Here’s a big project that spread out over a number of months. I’m aggregated the photos here and attempted to make them tell a coherent story.
The cluster as a whole can be adjusted forward and back for drivers of different heights. The gas pedal is adjustable for foot travel, throttle cable travel and left/right position. The brake pedal height is independently adjustable, and brake bias is adjustable from front to back. The hydraulic clutch pedal is also independently adjustable for height.
Many of the original pieces were laser cut from steel, then bent and welded to form the complex shapes required. Some of the bushings were CNC turned, but most were made by hand. The master cylinders, brake bias adjustment cable, and the nuts and bolts were purchased, with everything else custom made. This includes the brake bias adjustment assembly, which forced me to learn how to cut threads on the lathe. It’s not as easy as it looks. Take a look at the brake bias adjustment bar– it has three sets of threads independently cut on a manual lathe, three diameters, two snap rings and a threaded hole. Good fun! Due to changes in the steering rack mount, the main pedal bracket had to be widened as you can see in the photos.
I looked through a bunch of street car transmission shifter cables, brought a couple of them back to the lab, and decided on one that was the correct length, light, and low friction. Everything else was fabricated…
The car will use a Suzuki GSX-R1000 engine, which has a 6-speed sequential transmission, meaning the shifter only has two movements: shift up, and shift down.
The car will use standard Honda Civic axle halfshafts, and I had the choice of cutting, sleeving and re-welding them, or building extenders that effectively widen the differential to meet the unmodified halfshafts. The cut/sleeve/re-weld option would eliminate the axle hardening and leave unknown strength, and I’ve since seen an example where this was done and the axle broke right at the weld. The option of “widening” the differential has several advantages. First, we can easily replace the halfshafts if necessary in the future with off-the-shelf parts.
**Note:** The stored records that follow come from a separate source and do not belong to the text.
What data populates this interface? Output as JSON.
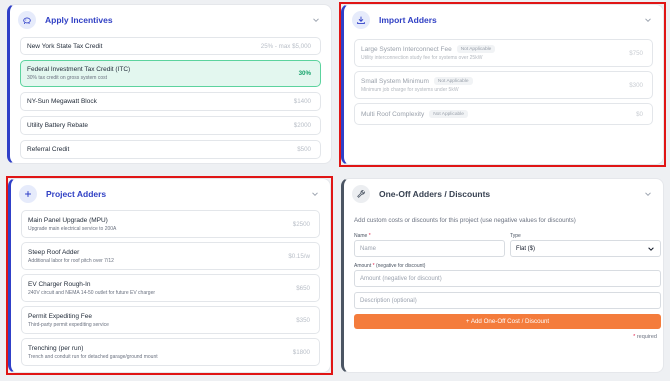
{
  "incentives": {
    "title": "Apply Incentives",
    "items": [
      {
        "name": "New York State Tax Credit",
        "desc": "",
        "value": "25% - max $5,000"
      },
      {
        "name": "Federal Investment Tax Credit (ITC)",
        "desc": "30% tax credit on gross system cost",
        "value": "30%"
      },
      {
        "name": "NY-Sun Megawatt Block",
        "desc": "",
        "value": "$1400"
      },
      {
        "name": "Utility Battery Rebate",
        "desc": "",
        "value": "$2000"
      },
      {
        "name": "Referral Credit",
        "desc": "",
        "value": "$500"
      }
    ]
  },
  "import_adders": {
    "title": "Import Adders",
    "items": [
      {
        "name": "Large System Interconnect Fee",
        "badge": "Not Applicable",
        "desc": "Utility interconnection study fee for systems over 25kW",
        "value": "$750"
      },
      {
        "name": "Small System Minimum",
        "badge": "Not Applicable",
        "desc": "Minimum job charge for systems under 5kW",
        "value": "$300"
      },
      {
        "name": "Multi Roof Complexity",
        "badge": "Not Applicable",
        "desc": "",
        "value": "$0"
      }
    ]
  },
  "project_adders": {
    "title": "Project Adders",
    "items": [
      {
        "name": "Main Panel Upgrade (MPU)",
        "desc": "Upgrade main electrical service to 200A",
        "value": "$2500"
      },
      {
        "name": "Steep Roof Adder",
        "desc": "Additional labor for roof pitch over 7/12",
        "value": "$0.15/w"
      },
      {
        "name": "EV Charger Rough-In",
        "desc": "240V circuit and NEMA 14-50 outlet for future EV charger",
        "value": "$650"
      },
      {
        "name": "Permit Expediting Fee",
        "desc": "Third-party permit expediting service",
        "value": "$350"
      },
      {
        "name": "Trenching (per run)",
        "desc": "Trench and conduit run for detached garage/ground mount",
        "value": "$1800"
      }
    ]
  },
  "oneoff": {
    "title": "One-Off Adders / Discounts",
    "subtitle": "Add custom costs or discounts for this project (use negative values for discounts)",
    "name_label": "Name",
    "name_req": "*",
    "name_placeholder": "Name",
    "type_label": "Type",
    "type_value": "Flat ($)",
    "amount_label": "Amount",
    "amount_req": "*",
    "amount_hint": "(negative for discount)",
    "amount_placeholder": "Amount (negative for discount)",
    "description_placeholder": "Description (optional)",
    "add_button": "+ Add One-Off Cost / Discount",
    "required_star": "*",
    "required_note": "required"
  },
  "colors": {
    "accent_blue": "#2f3fc4",
    "highlight_red": "#e01515",
    "selected_green": "#16a36b",
    "orange_button": "#f47c3c"
  }
}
Second, moving the inner constant-velocity joint closer to the plane of the control-arm pickup points minimizes the plunge, or change in length, required as the suspension moves through its travel. Third, the halfshafts become equal length, eliminating torque steer. Now you may say “but, the extensions will be of different length and will twist unevenly so the torque steer won’t be eliminated”. The extensions will be much stiffer than the axle shafts so that won’t be the case.
So the choice was clear. We started with a differential and a couple of halfshafts as raw material…
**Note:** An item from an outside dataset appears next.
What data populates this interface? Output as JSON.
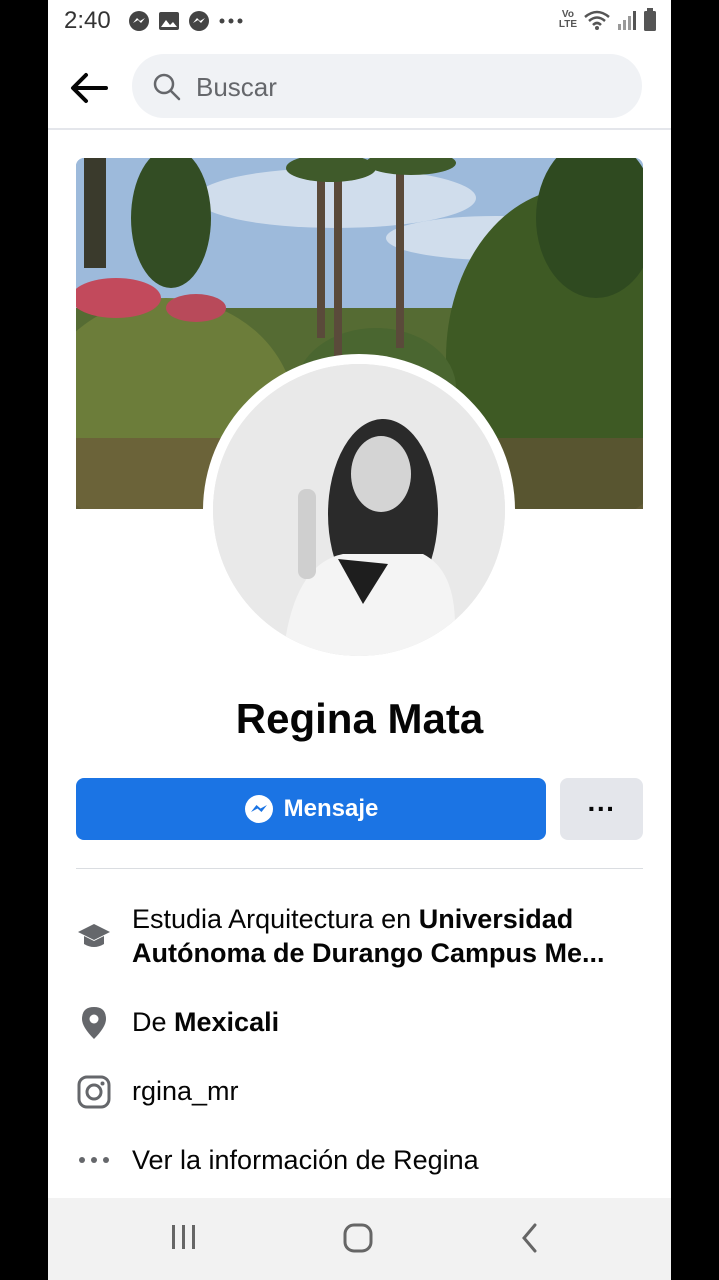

Thirty-four years ago I designed a car for the SAE collegiate Mini-Baja competition. The differential was inadequately supported in the middle, and although it didn’t break on us, it broke the next year and sidelined the car. I’ve felt guilty ever since, so that’s one mistake I’m determined not to repeat. This one should be adequate…
Later I plan on fabricating some sort of container or plugs to keep the oil in the diff.
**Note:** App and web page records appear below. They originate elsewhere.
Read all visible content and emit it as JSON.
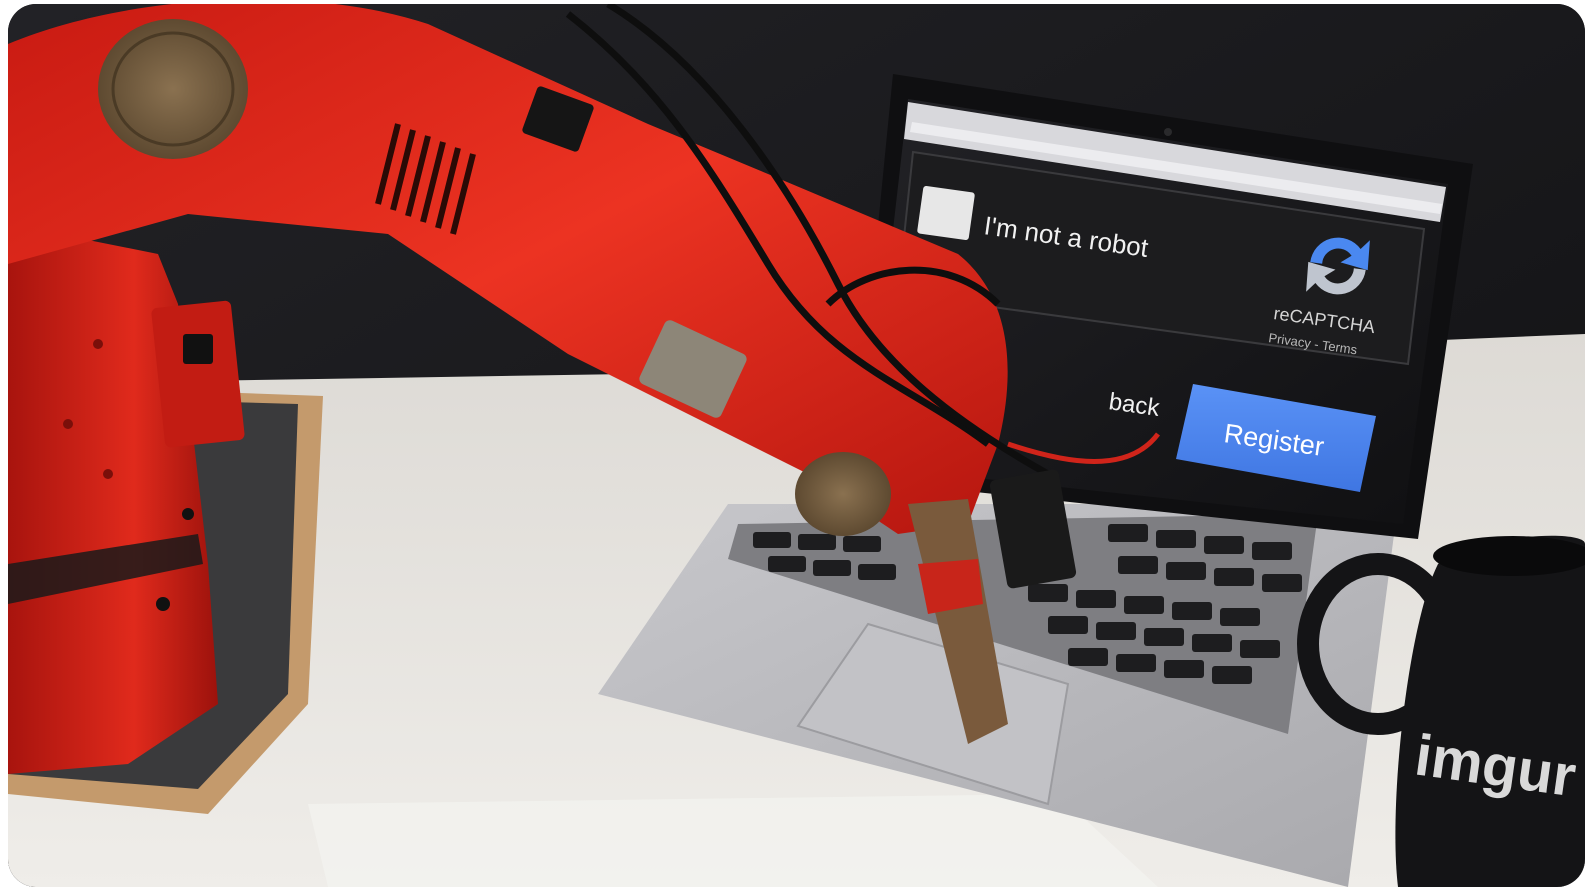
{
  "captcha": {
    "checkbox_label": "I'm not a robot",
    "brand": "reCAPTCHA",
    "links": "Privacy - Terms"
  },
  "form": {
    "back_label": "back",
    "register_label": "Register"
  },
  "mug": {
    "logo_text": "imgur"
  },
  "colors": {
    "robot_arm": "#e0261a",
    "register_button": "#4a84f0",
    "laptop_body": "#b9b9bd",
    "screen_bg": "#151517",
    "table": "#e7e5e1",
    "mug": "#141416"
  }
}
My original plan was to make the engine install from the bottom as I’d owned Porsche 911s for most of my life, but feedback on the ApexSpeed.com forum made me change my mind. The change was fairly simple, requiring only making the upper right engine-compartment frame rail removable. Taking an angle grinder to cut a big chunk out of my finished frame definitely made me measure seven times, cut once.
Sorry for the long delay since the last blog entry. A lot of water has gone under the bridge since then. But don’t worry, the project has continued, although with some big distractions. I’ll be trying to catch up on my blogging in the next few weeks.
Next up is fabricating the engine mounts for the 2007-8 Suzuki GSX-R1000 motorcycle engine. I surveyed the state of amateur formula-car engine mounts, and decided a lot of them are inadequate. This video got me to thinking: https://www.youtube.com/watch?v=m1j7hmJmSJA as my car should be faster than a Ferrari 458. Some might be skeptical of that speed comparison; if you are, take a look at this comparison of a Porsche 911 Turbo versus a formula 4 car: https://www.youtube.com/watch?v=e8WyvVbVu4k . A formula 1000 car should compare favorably with a formula 4 car. Either way, you lose a lot of torsional rigidity with the large open hole to mount the engine, and I hope to recover much of that with a strong triangulated set of engine mounts.